(DATA RECORDS)
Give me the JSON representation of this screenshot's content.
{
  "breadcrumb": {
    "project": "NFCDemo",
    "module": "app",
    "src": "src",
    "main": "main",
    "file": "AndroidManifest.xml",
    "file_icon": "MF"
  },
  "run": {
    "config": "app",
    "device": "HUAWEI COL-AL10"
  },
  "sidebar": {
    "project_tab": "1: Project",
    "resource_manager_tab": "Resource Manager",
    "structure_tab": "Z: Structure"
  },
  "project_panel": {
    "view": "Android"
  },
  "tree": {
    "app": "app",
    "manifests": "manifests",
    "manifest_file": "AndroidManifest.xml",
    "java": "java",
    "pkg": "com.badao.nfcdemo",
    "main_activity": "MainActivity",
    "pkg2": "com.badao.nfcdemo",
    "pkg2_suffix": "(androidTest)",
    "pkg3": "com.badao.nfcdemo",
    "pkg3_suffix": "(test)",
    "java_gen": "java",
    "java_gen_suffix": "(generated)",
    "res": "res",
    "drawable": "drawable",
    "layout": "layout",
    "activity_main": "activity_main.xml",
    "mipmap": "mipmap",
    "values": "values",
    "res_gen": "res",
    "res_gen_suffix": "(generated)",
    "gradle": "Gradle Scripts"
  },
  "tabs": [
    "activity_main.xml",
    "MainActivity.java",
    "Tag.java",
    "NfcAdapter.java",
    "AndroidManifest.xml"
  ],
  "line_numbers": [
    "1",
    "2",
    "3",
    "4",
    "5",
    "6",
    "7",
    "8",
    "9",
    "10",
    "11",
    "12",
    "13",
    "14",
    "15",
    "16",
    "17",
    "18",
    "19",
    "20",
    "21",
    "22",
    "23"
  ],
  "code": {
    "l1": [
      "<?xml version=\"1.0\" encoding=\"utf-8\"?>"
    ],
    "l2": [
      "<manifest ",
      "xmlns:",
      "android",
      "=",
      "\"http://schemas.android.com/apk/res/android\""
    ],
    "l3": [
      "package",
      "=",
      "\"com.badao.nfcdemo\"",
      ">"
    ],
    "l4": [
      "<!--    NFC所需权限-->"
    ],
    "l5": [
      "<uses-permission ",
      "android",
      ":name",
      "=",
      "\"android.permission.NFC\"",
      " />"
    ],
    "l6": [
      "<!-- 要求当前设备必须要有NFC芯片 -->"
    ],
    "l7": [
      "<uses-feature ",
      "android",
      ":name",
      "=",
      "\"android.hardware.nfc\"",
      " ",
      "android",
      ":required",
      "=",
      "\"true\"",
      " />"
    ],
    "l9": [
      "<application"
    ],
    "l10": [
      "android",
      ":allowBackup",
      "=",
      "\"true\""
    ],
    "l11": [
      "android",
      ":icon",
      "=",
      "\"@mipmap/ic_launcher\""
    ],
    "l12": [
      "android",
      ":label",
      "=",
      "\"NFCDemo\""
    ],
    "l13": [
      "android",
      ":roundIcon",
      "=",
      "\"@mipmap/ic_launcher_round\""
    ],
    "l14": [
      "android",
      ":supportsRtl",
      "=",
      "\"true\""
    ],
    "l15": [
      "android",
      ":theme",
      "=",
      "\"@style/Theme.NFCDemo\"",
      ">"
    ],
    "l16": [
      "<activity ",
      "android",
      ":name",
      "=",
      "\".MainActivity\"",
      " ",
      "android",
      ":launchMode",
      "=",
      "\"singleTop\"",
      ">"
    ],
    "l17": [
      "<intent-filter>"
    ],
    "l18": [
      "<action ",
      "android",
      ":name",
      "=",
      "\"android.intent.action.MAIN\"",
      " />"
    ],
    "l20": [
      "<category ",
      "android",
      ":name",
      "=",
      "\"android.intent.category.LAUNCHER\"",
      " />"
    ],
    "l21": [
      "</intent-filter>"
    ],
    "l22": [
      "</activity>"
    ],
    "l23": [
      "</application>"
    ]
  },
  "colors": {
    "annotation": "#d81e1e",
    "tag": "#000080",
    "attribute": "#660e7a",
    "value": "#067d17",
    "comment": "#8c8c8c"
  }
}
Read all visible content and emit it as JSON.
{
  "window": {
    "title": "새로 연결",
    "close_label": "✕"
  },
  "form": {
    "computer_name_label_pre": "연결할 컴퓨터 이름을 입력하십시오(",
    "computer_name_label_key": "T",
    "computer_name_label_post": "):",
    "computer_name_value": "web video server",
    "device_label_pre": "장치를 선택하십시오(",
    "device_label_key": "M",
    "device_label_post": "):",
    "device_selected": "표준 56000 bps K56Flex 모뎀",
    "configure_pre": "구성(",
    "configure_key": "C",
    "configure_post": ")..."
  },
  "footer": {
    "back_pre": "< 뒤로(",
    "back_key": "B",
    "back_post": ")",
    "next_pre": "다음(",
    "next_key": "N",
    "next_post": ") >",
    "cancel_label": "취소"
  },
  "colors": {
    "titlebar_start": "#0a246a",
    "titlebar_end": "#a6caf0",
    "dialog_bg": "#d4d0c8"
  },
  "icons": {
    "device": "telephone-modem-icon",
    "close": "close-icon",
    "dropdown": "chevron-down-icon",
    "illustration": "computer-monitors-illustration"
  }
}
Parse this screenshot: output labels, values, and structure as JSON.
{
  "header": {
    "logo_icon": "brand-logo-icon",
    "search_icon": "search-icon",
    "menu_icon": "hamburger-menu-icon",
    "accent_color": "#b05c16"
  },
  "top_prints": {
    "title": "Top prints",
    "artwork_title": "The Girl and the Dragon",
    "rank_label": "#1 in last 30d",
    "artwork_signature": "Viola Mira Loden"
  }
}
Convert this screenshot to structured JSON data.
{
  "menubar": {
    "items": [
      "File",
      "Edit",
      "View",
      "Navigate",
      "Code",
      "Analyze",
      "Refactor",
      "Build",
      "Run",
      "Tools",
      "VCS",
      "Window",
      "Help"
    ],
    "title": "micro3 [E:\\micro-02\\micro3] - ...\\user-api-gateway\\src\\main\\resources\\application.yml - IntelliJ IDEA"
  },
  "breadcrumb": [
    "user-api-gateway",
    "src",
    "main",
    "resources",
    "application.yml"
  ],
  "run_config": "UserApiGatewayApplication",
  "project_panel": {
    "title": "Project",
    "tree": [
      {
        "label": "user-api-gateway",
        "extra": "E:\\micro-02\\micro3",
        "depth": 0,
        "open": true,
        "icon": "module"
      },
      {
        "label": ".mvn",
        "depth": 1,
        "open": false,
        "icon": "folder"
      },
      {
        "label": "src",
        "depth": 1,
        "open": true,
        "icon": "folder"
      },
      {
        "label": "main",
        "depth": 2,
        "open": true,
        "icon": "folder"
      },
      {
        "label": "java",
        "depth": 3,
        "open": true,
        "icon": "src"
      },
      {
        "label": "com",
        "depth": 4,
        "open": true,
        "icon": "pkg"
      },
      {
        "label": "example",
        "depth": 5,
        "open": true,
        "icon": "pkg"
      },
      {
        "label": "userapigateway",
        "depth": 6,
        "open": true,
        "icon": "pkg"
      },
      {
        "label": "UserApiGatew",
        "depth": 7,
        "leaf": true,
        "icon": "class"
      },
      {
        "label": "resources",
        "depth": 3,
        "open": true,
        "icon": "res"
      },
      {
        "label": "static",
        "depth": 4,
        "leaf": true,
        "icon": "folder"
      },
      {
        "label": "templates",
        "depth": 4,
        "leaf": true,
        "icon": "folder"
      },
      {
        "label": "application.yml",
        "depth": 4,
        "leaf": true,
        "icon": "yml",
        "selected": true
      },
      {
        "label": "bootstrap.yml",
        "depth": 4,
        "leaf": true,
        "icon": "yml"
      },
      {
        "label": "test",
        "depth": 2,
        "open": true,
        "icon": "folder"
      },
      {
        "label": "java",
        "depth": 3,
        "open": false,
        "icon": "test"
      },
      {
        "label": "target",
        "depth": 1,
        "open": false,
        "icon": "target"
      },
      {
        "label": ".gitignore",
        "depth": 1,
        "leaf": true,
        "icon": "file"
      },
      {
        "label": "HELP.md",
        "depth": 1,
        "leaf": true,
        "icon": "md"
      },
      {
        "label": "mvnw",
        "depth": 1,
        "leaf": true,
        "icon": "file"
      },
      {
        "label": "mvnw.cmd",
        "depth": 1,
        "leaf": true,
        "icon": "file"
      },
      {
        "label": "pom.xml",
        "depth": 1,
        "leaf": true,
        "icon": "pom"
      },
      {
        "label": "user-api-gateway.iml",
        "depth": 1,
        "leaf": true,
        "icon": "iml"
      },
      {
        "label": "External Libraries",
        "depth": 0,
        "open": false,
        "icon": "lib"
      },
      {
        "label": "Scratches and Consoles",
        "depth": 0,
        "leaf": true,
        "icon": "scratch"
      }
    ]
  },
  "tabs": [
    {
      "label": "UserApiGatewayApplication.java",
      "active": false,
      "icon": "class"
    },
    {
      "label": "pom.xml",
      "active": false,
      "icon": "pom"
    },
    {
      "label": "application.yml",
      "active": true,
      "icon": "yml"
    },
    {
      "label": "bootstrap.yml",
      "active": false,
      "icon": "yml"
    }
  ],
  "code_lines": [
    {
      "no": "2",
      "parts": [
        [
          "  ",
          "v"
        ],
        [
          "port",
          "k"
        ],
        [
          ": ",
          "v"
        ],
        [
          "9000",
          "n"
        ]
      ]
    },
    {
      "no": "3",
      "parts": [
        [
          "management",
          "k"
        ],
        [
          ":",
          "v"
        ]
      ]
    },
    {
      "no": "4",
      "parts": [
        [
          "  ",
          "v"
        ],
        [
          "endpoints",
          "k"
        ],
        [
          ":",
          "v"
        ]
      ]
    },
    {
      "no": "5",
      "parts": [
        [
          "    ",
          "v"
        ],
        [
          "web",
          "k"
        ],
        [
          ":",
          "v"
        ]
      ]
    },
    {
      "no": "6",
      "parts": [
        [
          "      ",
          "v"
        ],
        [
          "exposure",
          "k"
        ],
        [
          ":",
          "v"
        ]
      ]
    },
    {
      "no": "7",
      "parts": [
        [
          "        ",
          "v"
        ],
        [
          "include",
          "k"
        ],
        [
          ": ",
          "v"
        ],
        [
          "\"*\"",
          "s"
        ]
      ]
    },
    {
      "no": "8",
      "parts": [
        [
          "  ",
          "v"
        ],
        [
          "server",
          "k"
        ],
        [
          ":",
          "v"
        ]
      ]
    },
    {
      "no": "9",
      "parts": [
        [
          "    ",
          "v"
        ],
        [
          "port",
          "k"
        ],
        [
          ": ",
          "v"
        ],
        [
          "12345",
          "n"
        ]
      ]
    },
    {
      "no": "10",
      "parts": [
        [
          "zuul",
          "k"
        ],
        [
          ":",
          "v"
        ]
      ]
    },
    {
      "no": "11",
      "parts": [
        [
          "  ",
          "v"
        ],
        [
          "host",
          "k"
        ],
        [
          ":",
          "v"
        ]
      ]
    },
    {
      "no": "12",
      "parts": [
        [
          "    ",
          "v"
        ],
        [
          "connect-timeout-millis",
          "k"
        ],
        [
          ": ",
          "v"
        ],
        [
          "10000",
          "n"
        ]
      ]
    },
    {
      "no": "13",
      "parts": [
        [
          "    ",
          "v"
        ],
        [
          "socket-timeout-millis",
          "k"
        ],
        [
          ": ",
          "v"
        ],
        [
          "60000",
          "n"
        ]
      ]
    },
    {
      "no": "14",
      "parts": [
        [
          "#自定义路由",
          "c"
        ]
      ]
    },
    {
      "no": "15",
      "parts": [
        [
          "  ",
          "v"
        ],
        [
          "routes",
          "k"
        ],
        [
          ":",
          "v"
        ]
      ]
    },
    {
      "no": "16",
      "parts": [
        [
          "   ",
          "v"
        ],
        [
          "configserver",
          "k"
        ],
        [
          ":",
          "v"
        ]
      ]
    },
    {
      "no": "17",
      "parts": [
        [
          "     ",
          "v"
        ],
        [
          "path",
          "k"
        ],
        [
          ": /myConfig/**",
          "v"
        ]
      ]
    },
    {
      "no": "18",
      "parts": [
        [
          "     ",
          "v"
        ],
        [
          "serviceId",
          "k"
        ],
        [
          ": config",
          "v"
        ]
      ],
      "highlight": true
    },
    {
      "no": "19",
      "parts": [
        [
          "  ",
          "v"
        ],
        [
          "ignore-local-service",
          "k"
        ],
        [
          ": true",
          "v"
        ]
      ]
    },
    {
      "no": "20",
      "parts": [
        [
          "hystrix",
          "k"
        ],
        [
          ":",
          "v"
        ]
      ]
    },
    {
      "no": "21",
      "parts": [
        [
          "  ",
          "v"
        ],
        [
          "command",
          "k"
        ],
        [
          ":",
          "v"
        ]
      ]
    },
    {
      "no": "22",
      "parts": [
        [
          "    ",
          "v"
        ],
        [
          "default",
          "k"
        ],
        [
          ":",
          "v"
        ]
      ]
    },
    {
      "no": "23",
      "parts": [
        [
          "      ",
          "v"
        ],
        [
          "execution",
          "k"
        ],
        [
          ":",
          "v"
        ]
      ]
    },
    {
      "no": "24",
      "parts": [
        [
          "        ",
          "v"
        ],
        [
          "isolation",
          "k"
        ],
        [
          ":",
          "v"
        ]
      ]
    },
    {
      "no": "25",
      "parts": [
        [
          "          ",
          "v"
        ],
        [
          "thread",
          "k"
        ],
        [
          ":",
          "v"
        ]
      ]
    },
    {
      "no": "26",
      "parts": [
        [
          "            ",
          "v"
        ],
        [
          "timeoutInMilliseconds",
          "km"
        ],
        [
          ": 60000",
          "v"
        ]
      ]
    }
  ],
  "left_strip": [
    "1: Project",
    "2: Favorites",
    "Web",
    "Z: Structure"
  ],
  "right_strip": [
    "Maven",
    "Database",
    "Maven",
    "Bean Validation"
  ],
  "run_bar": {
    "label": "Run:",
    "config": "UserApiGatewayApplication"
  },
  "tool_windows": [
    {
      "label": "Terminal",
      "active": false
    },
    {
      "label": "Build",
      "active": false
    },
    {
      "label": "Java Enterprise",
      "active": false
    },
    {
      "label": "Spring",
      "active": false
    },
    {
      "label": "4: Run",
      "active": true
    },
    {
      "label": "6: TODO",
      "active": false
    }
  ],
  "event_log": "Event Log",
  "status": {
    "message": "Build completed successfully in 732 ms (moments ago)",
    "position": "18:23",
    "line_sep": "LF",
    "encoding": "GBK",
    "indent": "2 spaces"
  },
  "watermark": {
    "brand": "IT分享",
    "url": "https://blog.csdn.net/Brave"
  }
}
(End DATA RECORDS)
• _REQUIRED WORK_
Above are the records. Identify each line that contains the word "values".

• _FINAL ANSWER_
    "values": "values",
Parse this screenshot: output labels, values, and structure as JSON.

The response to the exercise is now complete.